Starting at the first line and ending at the last, repeat the material word for word.

» **EXTRACTED MATERIAL**
###

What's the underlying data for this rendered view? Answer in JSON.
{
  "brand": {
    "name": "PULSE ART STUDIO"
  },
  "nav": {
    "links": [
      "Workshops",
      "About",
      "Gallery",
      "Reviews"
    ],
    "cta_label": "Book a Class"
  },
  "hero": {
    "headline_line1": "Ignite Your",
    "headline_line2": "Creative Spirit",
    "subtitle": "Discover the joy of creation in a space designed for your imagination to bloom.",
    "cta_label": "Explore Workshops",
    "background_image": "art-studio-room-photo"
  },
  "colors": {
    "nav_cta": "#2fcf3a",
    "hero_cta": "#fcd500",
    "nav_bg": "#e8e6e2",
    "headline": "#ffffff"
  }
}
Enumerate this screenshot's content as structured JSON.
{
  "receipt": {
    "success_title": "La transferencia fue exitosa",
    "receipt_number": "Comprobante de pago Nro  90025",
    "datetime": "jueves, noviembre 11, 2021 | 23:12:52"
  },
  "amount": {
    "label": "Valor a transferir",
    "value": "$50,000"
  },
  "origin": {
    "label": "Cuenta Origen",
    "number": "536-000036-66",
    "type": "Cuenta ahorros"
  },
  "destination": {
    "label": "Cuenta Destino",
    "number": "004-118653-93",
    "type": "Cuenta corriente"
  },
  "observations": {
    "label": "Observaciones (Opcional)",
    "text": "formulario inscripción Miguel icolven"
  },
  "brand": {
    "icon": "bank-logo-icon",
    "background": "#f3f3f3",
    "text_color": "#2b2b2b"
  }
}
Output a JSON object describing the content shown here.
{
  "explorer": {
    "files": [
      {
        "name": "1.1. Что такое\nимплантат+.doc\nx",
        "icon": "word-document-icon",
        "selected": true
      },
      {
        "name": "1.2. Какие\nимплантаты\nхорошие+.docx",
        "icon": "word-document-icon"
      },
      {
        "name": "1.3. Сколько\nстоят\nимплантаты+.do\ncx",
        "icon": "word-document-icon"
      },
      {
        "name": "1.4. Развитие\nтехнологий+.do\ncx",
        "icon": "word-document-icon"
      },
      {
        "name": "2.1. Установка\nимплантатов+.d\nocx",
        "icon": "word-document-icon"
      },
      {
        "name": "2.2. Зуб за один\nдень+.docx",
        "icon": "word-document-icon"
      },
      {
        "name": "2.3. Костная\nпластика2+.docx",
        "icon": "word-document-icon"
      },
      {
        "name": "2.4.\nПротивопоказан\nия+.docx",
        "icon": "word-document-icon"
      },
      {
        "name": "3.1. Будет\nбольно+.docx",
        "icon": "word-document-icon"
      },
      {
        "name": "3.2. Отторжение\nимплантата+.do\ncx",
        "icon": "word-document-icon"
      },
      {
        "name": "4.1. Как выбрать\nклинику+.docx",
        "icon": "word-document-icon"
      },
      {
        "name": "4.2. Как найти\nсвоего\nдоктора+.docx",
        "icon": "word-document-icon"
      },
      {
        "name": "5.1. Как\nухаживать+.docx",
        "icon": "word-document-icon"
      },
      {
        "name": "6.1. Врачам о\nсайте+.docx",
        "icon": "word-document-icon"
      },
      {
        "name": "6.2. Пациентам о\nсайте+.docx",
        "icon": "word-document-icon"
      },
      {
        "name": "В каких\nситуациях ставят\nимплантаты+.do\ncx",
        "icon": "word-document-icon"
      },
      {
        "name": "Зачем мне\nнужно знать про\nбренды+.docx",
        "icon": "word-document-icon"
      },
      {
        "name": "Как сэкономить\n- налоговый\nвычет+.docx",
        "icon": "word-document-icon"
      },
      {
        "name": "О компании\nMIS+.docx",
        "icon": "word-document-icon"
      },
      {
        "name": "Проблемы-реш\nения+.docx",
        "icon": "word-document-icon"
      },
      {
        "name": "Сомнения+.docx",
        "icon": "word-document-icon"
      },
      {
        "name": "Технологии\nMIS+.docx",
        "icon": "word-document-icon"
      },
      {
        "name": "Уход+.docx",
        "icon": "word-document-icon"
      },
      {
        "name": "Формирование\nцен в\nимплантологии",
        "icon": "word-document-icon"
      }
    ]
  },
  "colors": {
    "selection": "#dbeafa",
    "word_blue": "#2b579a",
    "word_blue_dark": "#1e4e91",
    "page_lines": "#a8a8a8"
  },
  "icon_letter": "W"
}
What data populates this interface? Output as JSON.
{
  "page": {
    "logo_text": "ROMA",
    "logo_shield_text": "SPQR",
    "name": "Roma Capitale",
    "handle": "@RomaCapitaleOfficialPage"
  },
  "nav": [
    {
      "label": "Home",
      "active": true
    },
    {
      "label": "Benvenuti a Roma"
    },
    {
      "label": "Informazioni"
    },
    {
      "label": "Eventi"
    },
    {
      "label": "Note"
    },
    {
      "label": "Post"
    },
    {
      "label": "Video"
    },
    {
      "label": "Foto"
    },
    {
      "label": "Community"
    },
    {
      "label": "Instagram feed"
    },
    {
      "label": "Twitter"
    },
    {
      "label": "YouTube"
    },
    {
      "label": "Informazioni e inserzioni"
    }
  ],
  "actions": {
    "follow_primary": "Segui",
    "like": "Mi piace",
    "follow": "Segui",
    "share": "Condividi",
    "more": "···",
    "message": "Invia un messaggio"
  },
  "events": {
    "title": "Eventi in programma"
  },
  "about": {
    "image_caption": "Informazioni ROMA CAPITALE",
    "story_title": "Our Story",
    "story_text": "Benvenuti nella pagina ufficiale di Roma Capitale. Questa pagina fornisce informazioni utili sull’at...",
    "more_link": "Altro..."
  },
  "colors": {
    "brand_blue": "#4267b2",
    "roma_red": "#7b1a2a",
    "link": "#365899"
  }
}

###

» **EXERCISE OUTPUT**
What's the underlying data for this rendered view? Answer in JSON.
{
  "brand": {
    "name": "PULSE ART STUDIO"
  },
  "nav": {
    "links": [
      "Workshops",
      "About",
      "Gallery",
      "Reviews"
    ],
    "cta_label": "Book a Class"
  },
  "hero": {
    "headline_line1": "Ignite Your",
    "headline_line2": "Creative Spirit",
    "subtitle": "Discover the joy of creation in a space designed for your imagination to bloom.",
    "cta_label": "Explore Workshops",
    "background_image": "art-studio-room-photo"
  },
  "colors": {
    "nav_cta": "#2fcf3a",
    "hero_cta": "#fcd500",
    "nav_bg": "#e8e6e2",
    "headline": "#ffffff"
  }
}
Enumerate this screenshot's content as structured JSON.
{
  "receipt": {
    "success_title": "La transferencia fue exitosa",
    "receipt_number": "Comprobante de pago Nro  90025",
    "datetime": "jueves, noviembre 11, 2021 | 23:12:52"
  },
  "amount": {
    "label": "Valor a transferir",
    "value": "$50,000"
  },
  "origin": {
    "label": "Cuenta Origen",
    "number": "536-000036-66",
    "type": "Cuenta ahorros"
  },
  "destination": {
    "label": "Cuenta Destino",
    "number": "004-118653-93",
    "type": "Cuenta corriente"
  },
  "observations": {
    "label": "Observaciones (Opcional)",
    "text": "formulario inscripción Miguel icolven"
  },
  "brand": {
    "icon": "bank-logo-icon",
    "background": "#f3f3f3",
    "text_color": "#2b2b2b"
  }
}
Output a JSON object describing the content shown here.
{
  "explorer": {
    "files": [
      {
        "name": "1.1. Что такое\nимплантат+.doc\nx",
        "icon": "word-document-icon",
        "selected": true
      },
      {
        "name": "1.2. Какие\nимплантаты\nхорошие+.docx",
        "icon": "word-document-icon"
      },
      {
        "name": "1.3. Сколько\nстоят\nимплантаты+.do\ncx",
        "icon": "word-document-icon"
      },
      {
        "name": "1.4. Развитие\nтехнологий+.do\ncx",
        "icon": "word-document-icon"
      },
      {
        "name": "2.1. Установка\nимплантатов+.d\nocx",
        "icon": "word-document-icon"
      },
      {
        "name": "2.2. Зуб за один\nдень+.docx",
        "icon": "word-document-icon"
      },
      {
        "name": "2.3. Костная\nпластика2+.docx",
        "icon": "word-document-icon"
      },
      {
        "name": "2.4.\nПротивопоказан\nия+.docx",
        "icon": "word-document-icon"
      },
      {
        "name": "3.1. Будет\nбольно+.docx",
        "icon": "word-document-icon"
      },
      {
        "name": "3.2. Отторжение\nимплантата+.do\ncx",
        "icon": "word-document-icon"
      },
      {
        "name": "4.1. Как выбрать\nклинику+.docx",
        "icon": "word-document-icon"
      },
      {
        "name": "4.2. Как найти\nсвоего\nдоктора+.docx",
        "icon": "word-document-icon"
      },
      {
        "name": "5.1. Как\nухаживать+.docx",
        "icon": "word-document-icon"
      },
      {
        "name": "6.1. Врачам о\nсайте+.docx",
        "icon": "word-document-icon"
      },
      {
        "name": "6.2. Пациентам о\nсайте+.docx",
        "icon": "word-document-icon"
      },
      {
        "name": "В каких\nситуациях ставят\nимплантаты+.do\ncx",
        "icon": "word-document-icon"
      },
      {
        "name": "Зачем мне\nнужно знать про\nбренды+.docx",
        "icon": "word-document-icon"
      },
      {
        "name": "Как сэкономить\n- налоговый\nвычет+.docx",
        "icon": "word-document-icon"
      },
      {
        "name": "О компании\nMIS+.docx",
        "icon": "word-document-icon"
      },
      {
        "name": "Проблемы-реш\nения+.docx",
        "icon": "word-document-icon"
      },
      {
        "name": "Сомнения+.docx",
        "icon": "word-document-icon"
      },
      {
        "name": "Технологии\nMIS+.docx",
        "icon": "word-document-icon"
      },
      {
        "name": "Уход+.docx",
        "icon": "word-document-icon"
      },
      {
        "name": "Формирование\nцен в\nимплантологии",
        "icon": "word-document-icon"
      }
    ]
  },
  "colors": {
    "selection": "#dbeafa",
    "word_blue": "#2b579a",
    "word_blue_dark": "#1e4e91",
    "page_lines": "#a8a8a8"
  },
  "icon_letter": "W"
}
What data populates this interface? Output as JSON.
{
  "page": {
    "logo_text": "ROMA",
    "logo_shield_text": "SPQR",
    "name": "Roma Capitale",
    "handle": "@RomaCapitaleOfficialPage"
  },
  "nav": [
    {
      "label": "Home",
      "active": true
    },
    {
      "label": "Benvenuti a Roma"
    },
    {
      "label": "Informazioni"
    },
    {
      "label": "Eventi"
    },
    {
      "label": "Note"
    },
    {
      "label": "Post"
    },
    {
      "label": "Video"
    },
    {
      "label": "Foto"
    },
    {
      "label": "Community"
    },
    {
      "label": "Instagram feed"
    },
    {
      "label": "Twitter"
    },
    {
      "label": "YouTube"
    },
    {
      "label": "Informazioni e inserzioni"
    }
  ],
  "actions": {
    "follow_primary": "Segui",
    "like": "Mi piace",
    "follow": "Segui",
    "share": "Condividi",
    "more": "···",
    "message": "Invia un messaggio"
  },
  "events": {
    "title": "Eventi in programma"
  },
  "about": {
    "image_caption": "Informazioni ROMA CAPITALE",
    "story_title": "Our Story",
    "story_text": "Benvenuti nella pagina ufficiale di Roma Capitale. Questa pagina fornisce informazioni utili sull’at...",
    "more_link": "Altro..."
  },
  "colors": {
    "brand_blue": "#4267b2",
    "roma_red": "#7b1a2a",
    "link": "#365899"
  }
}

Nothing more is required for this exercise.